In addition, the application process costs roughly $400 per person to cover fees for the TPS application itself, a required employment authorization document and fingerprinting fee.
The very old and the very young will not have to apply for the employment card, McCarron predicted. He said the clinics can also help people apply for a fees waiver if they do not have the money for the application package.
The clinics ask for a free-will donation, he said, adding that other reputable assistance centers typically charge a fee of $50-60 but that he has heard reports of others charging as much as $5,000.
“The more places like us who try to do this work, the less people will be sucked in by crooks,” he said.
Meanwhile, Leslee Sandberg of the Diocese of Iowa reported via email that a couple of diocesan congregations, including Christ Church in Cedar Rapids “just sent 20 chlorinators, motorcycle batteries and 1,000 patient records” to Haiti. Another congregation had donated 19 pairs of crutches and 13 walkers from its Jubilee Medical Lending Closet.

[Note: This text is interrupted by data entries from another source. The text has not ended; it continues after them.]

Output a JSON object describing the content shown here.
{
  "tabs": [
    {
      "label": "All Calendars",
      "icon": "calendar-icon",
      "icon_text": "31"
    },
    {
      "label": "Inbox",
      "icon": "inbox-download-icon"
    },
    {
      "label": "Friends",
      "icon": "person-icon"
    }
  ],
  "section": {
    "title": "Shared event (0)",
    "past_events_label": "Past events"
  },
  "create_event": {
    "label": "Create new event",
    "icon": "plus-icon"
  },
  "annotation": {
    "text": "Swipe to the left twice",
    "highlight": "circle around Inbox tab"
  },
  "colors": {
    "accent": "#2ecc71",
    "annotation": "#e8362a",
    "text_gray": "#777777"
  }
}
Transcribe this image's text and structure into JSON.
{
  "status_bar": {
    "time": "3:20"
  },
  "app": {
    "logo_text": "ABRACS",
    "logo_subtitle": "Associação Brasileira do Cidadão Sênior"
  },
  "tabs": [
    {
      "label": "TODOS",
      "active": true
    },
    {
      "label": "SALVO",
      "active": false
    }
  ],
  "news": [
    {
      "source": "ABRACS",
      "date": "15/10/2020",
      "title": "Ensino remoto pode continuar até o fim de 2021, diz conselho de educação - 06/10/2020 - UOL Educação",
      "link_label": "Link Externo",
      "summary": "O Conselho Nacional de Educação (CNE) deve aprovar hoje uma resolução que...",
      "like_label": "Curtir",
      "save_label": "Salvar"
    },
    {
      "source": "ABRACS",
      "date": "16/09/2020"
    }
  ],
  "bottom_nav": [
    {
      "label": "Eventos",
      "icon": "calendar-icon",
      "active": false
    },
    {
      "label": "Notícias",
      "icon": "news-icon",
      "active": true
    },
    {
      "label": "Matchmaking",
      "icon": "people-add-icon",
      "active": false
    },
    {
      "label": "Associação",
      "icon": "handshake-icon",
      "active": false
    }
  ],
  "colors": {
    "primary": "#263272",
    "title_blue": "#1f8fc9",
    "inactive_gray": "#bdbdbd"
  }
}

“We are locating solar panels to send as soon as we can,” Sandberg added.
To donate to Episcopal Relief & Development click here; or call the agency at 1-800-334-7626 ext.5129; or mail a gift to Episcopal Relief & Development, PO Box 7058, Merrifield, VA 22116-7058. Please write “Haiti fund” in the memo of all checks.
— The Rev. Pat McCaughan is Episcopal News Service correspondent. The Rev. Mary Frances Schjonberg is ENS national correspondent and editor of Episcopal News Monthly.